“You got to have a lot invested in something to boot as spectacularly as I did before that first show. I really believe I’m a big part of this. I’d be crazy not to stick around and see how it turned out.”
– Natalie Hurley (Sports Night; Bells and a Siren)
It’s the age old question in life. “What do you want to be when you grow up?” Even as little kids, we turn and ask some as young as five or six about their dream job, or if they want to grow up just like their parents. And, most likely, those answers never stay the same.
Those little kids want to be teachers, or doctors, or firefighters – something heroic and important – someone who they see as a hero. They want to grow up to be just like their parents or their teachers, because in a little kid’s eyes, they are the rulers of the world. Not many of them realize how many options are really out there until they get older, and by the time you’ve realized this, you’re thrown into a world that forces you to have chosen a career path before you’re barely an adult.
I was one of those ones who was unsure. Throughout high school, I thought I wanted to work in the medical field; House MD was my go-to show at the time and to this day, I still have a tattoo inspired by the show on my left shoulder. And when my mother was diagnosed with her heart condition, I felt even more compelled to find reasoning to want to work in the medical field. But at the end of the day, I knew it wouldn’t be what made me happy.

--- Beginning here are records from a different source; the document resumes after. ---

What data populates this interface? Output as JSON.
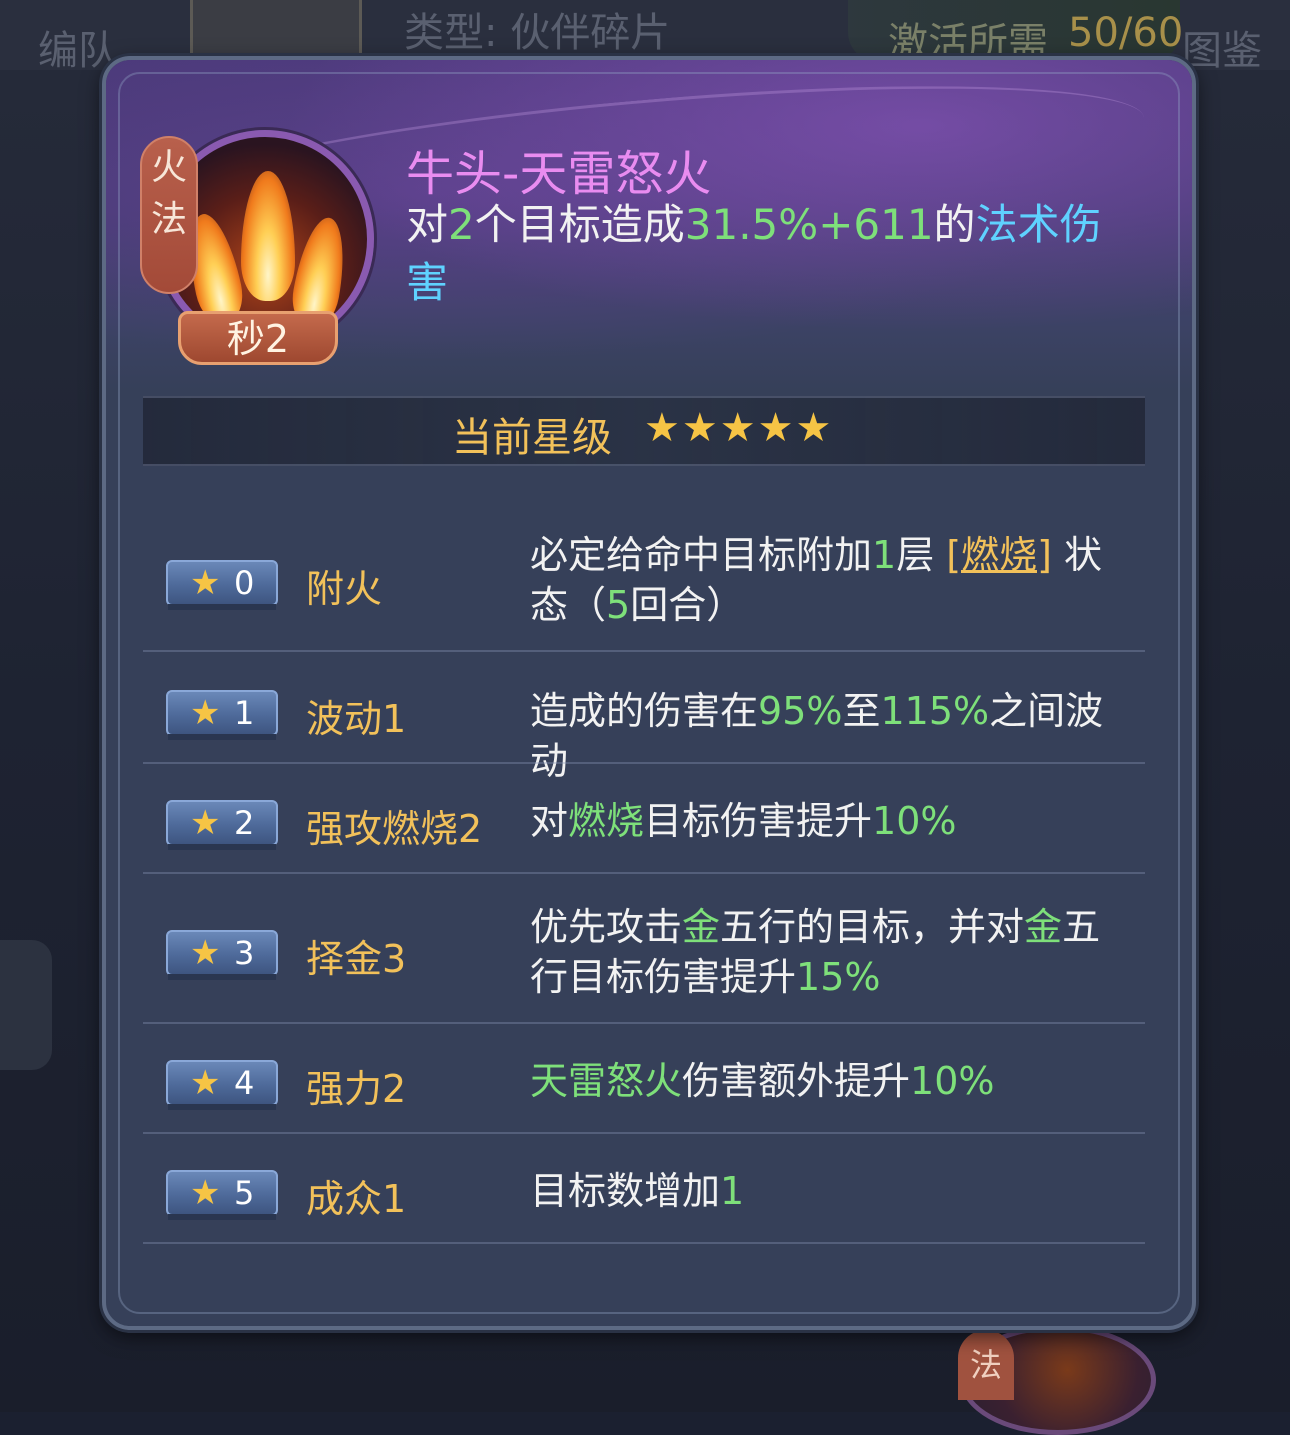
{
  "background": {
    "left_label": "编队",
    "type_label": "类型: 伙伴碎片",
    "need_label": "激活所需",
    "need_value": "50/60",
    "right_label": "图鉴",
    "bottom_tag": "法"
  },
  "skill": {
    "element_tag_1": "火",
    "element_tag_2": "法",
    "banner": "秒2",
    "name": "牛头-天雷怒火",
    "desc": {
      "p1": "对",
      "n1": "2",
      "p2": "个目标造成",
      "n2": "31.5%+611",
      "p3": "的",
      "p4": "法术伤害"
    }
  },
  "star_level": {
    "label": "当前星级",
    "stars": "★★★★★",
    "count": 5
  },
  "traits": [
    {
      "level": "0",
      "name": "附火",
      "effect": {
        "a": "必定给命中目标附加",
        "b": "1",
        "c": "层 ",
        "d": "[燃烧]",
        "e": " 状态（",
        "f": "5",
        "g": "回合）"
      }
    },
    {
      "level": "1",
      "name": "波动1",
      "effect": {
        "a": "造成的伤害在",
        "b": "95%",
        "c": "至",
        "d": "115%",
        "e": "之间波动"
      }
    },
    {
      "level": "2",
      "name": "强攻燃烧2",
      "effect": {
        "a": "对",
        "b": "燃烧",
        "c": "目标伤害提升",
        "d": "10%"
      }
    },
    {
      "level": "3",
      "name": "择金3",
      "effect": {
        "a": "优先攻击",
        "b": "金",
        "c": "五行的目标，并对",
        "d": "金",
        "e": "五行目标伤害提升",
        "f": "15%"
      }
    },
    {
      "level": "4",
      "name": "强力2",
      "effect": {
        "a": "天雷怒火",
        "b": "伤害额外提升",
        "c": "10%"
      }
    },
    {
      "level": "5",
      "name": "成众1",
      "effect": {
        "a": "目标数增加",
        "b": "1"
      }
    }
  ],
  "colors": {
    "gold": "#f2c15a",
    "green": "#7ee07a",
    "blue": "#5fd2ff",
    "name_pink": "#e98cf0"
  }
}
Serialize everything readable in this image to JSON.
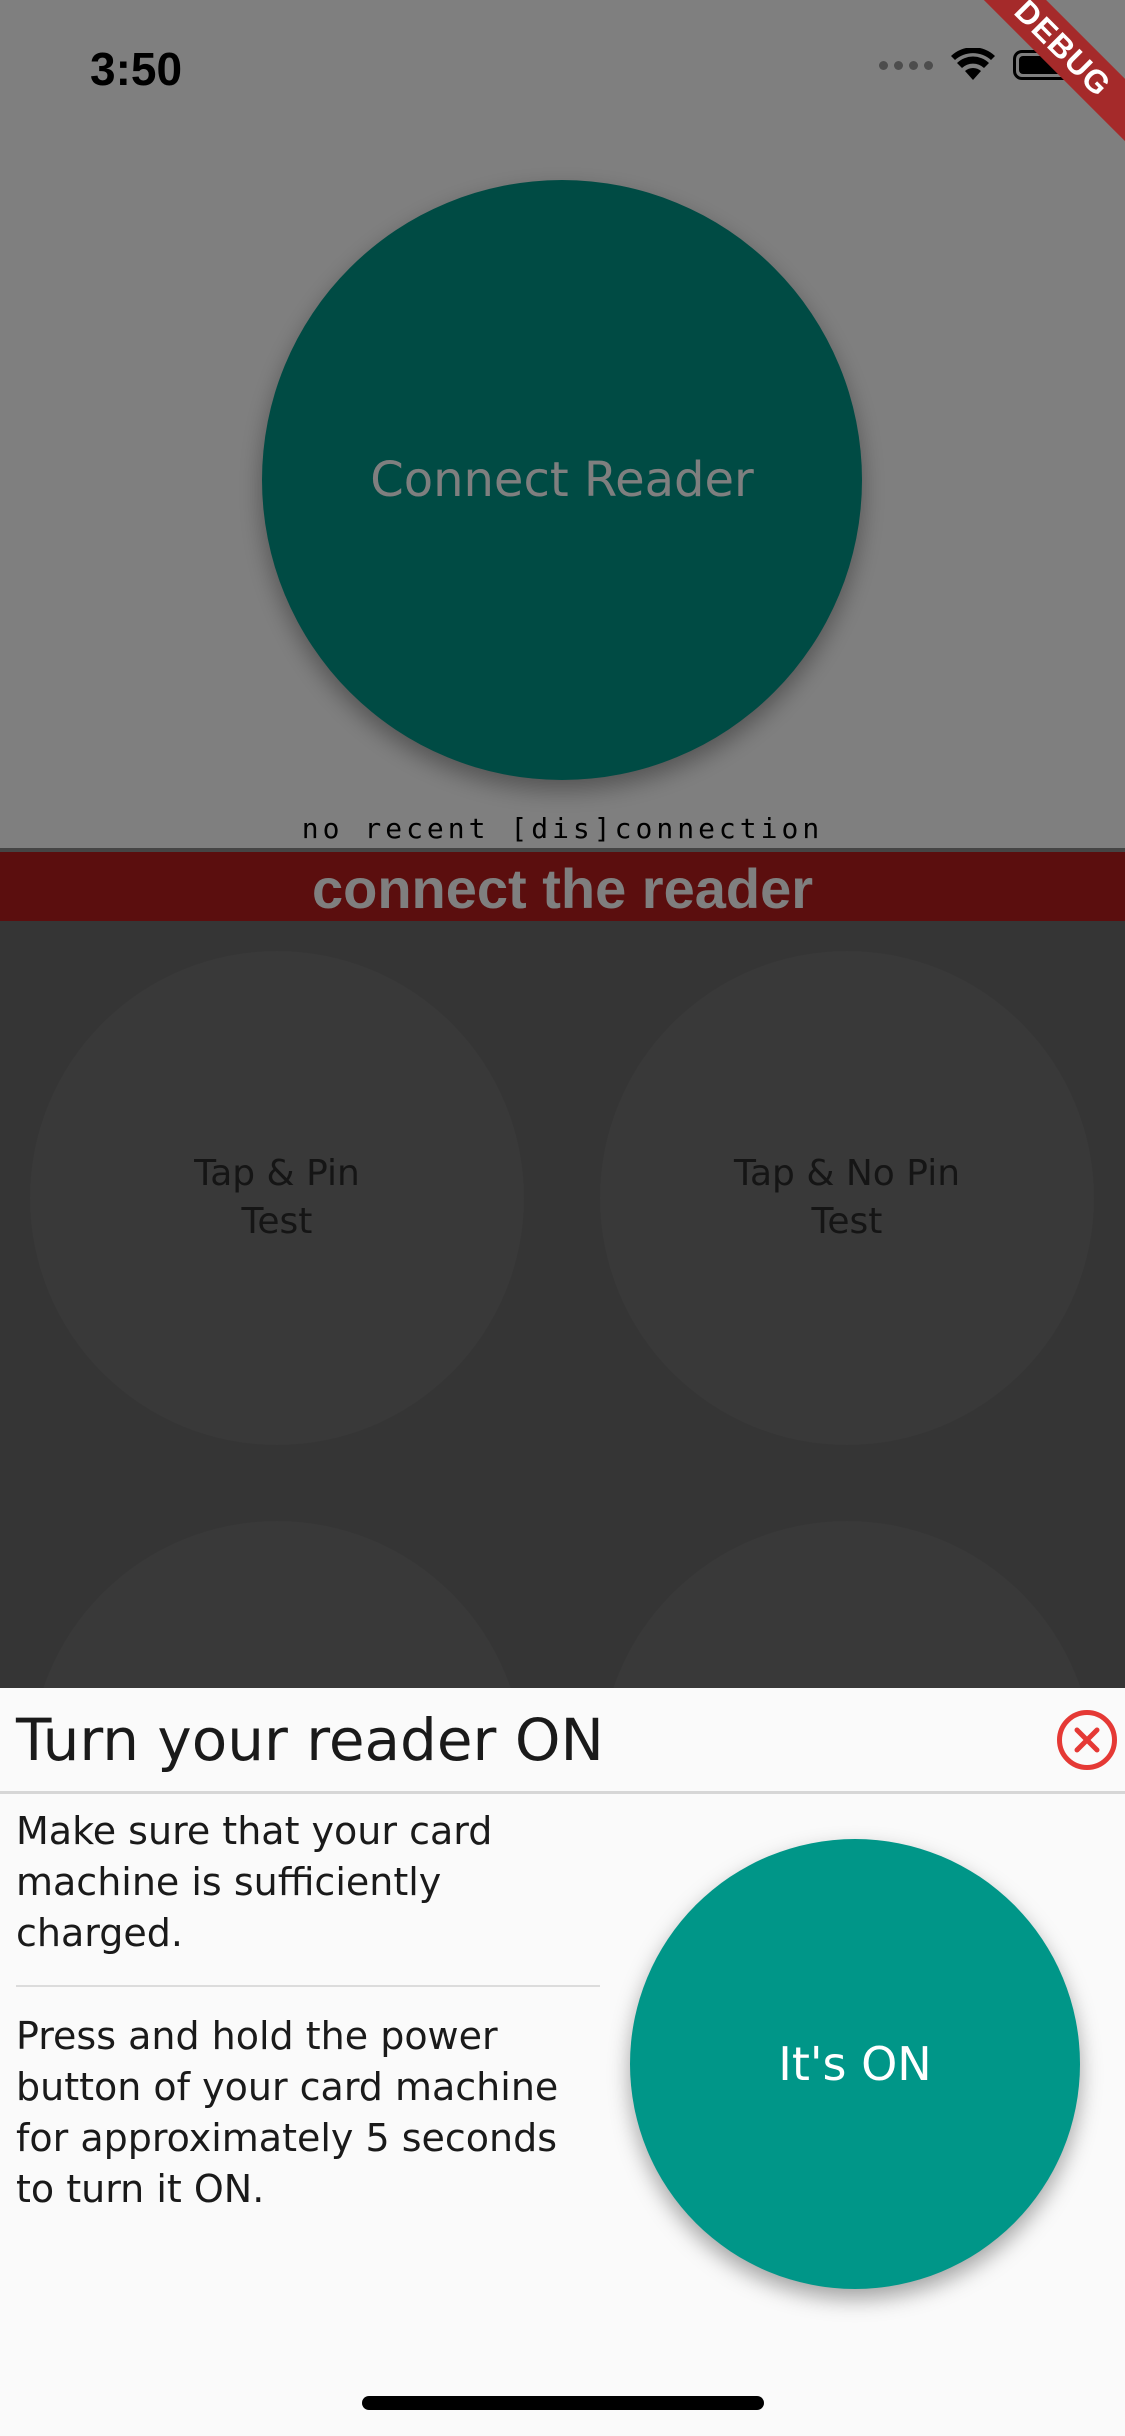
{
  "status_bar": {
    "time": "3:50"
  },
  "debug_banner": "DEBUG",
  "main": {
    "connect_button_label": "Connect Reader",
    "connection_status": "no recent [dis]connection",
    "warning_banner": "connect the reader",
    "test_buttons": [
      {
        "label": "Tap & Pin\nTest"
      },
      {
        "label": "Tap & No Pin\nTest"
      }
    ]
  },
  "sheet": {
    "title": "Turn your reader ON",
    "paragraph_1": "Make sure that your card machine is sufficiently charged.",
    "paragraph_2": "Press and hold the power button of your card machine for approximately 5 seconds to turn it ON.",
    "confirm_button_label": "It's ON"
  },
  "colors": {
    "accent": "#009688",
    "warning": "#b71c1c",
    "close": "#e53935"
  }
}
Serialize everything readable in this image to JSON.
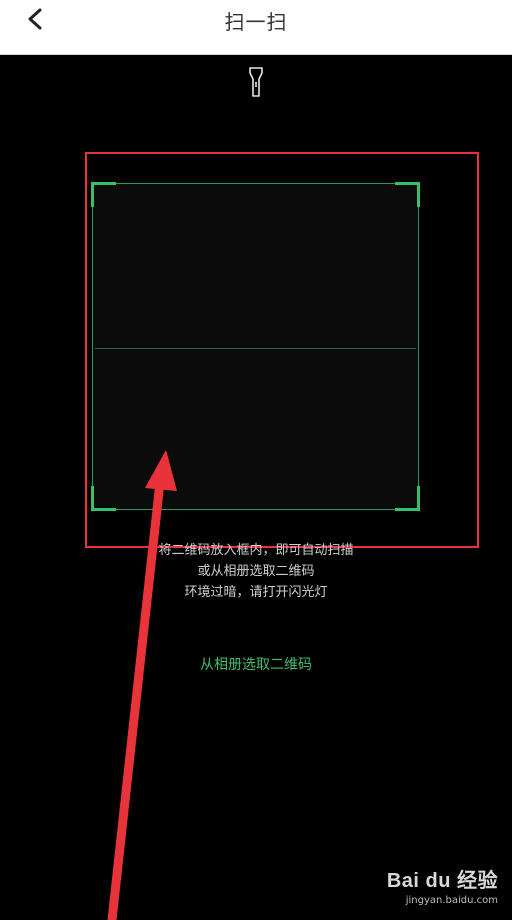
{
  "header": {
    "title": "扫一扫"
  },
  "icons": {
    "back": "chevron-left-icon",
    "torch": "flashlight-icon"
  },
  "hints": {
    "line1": "将二维码放入框内，即可自动扫描",
    "line2": "或从相册选取二维码",
    "line3": "环境过暗，请打开闪光灯"
  },
  "album_link": "从相册选取二维码",
  "watermark": {
    "brand": "Bai du 经验",
    "url": "jingyan.baidu.com"
  },
  "colors": {
    "accent": "#3fbf6e",
    "highlight": "#e8333a",
    "background": "#000000",
    "header": "#ffffff"
  }
}
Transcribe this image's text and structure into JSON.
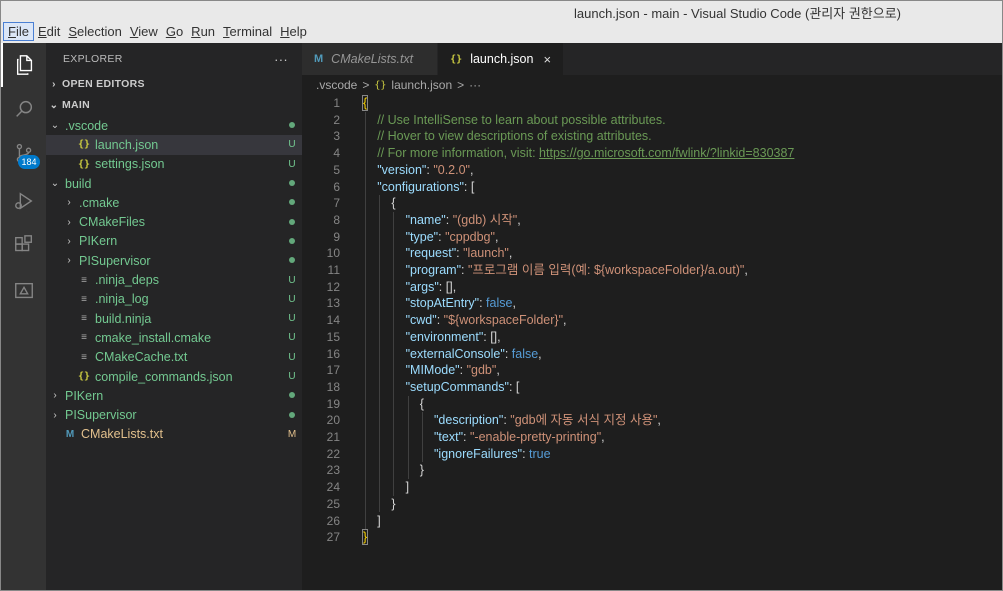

After graduation, I spent a lot of time trying to decide where I saw myself going in the future. For a long time, I wasn’t even sure if I wanted to go back to school; I had tried to take some college classes after graduation and couldn’t find myself to stay focused. I thought of working with children during my days at the daycare, to going to work in the medical field again, then back to writing. But I have always had a passion for creating fan videos for my favorite shows. (I have an entire thread on twitter dedicated to this and you can find one of the videos at the bottom of this post.)
It was around this time that I began another rewatch of my favorite show, Sports Night, which follows a slightly disorganized and half in shambles crew of the nightly sports channel. The only thing that had originally drawn me to this show was the fact that some of the main cast were now on other shows and movies that I had grown to love. (Most significantly Josh Charles from The Good Wife, Felicity Huffman from Desperate Housewives, Joshua Malina from Scandal and the late Robert Guillaume, who voiced Rafiki in The Lion King.) But, very soon after, I realized just how much the show was going to impact my life.
Sports Night was created by the same man as The West Wing – Aaron Sorkin – and you could almost say that his show, The Newsroom, is the more modernized version of Sports Night, aside from the slight change of setting. For being set in the late 1990s, the fact that the show still has such a loyal fanbase after all this time shocks me. (Earlier this week when Robert Guillaume’s death was announced, the cast of Sports Night all referenced the loss of their tv boss, and many fans acknowledged the tweets with references to Guillaume’s character, Isaac Jaffe.)
But for me, it was Dana Whitacker’s (Huffman) slightly scatter-brained but deeply loyal, senior associate Natalie Hurley. From the first time we’re introduced to Natalie, she’s running in all sorts of directions, making sure that the show will run smoothly. You ask her to jump, and she’ll ask you how high – and even when there’s the fear she has been sexually assaulted by a well-known guest on their show that evening, she insists to stay for the broadcast because, as she puts it, she’s “got a show in 38 minutes. I’d like to be able to do my job.” When she fears for her job, she puts her dedication over the security of having a much better paying job because of her loyalty to her show. And at the end of each day, she puts her dedication to Sports Night over anything that stands in her way, even when it may affect the people around her.
It was in that realization that I realized I could be someone like Natalie, or even Dana, if I wanted to be. I could find a way to tell stories and edit video footage together, all while finding a way to earn money. While my own goals may not be exactly like Natalie’s, it’s enough that it has inspired me to follow my dreams and be happiest in a career that I know how much will continue to inspire me. And, not to mention that I already have goals on where I want to see myself by the time I graduate university in June of 2020.
— reena (@katherynmae) June 6, 2017
So thank you Sports Night, for proving to be the little show that could, and influencing my career choices.
Each time I fail, I get my people together and I say, ‘Where are we going?’ And it starts to get better. And that’s what you should do.
– The Stranger (Sports Night; Quo Vadimus)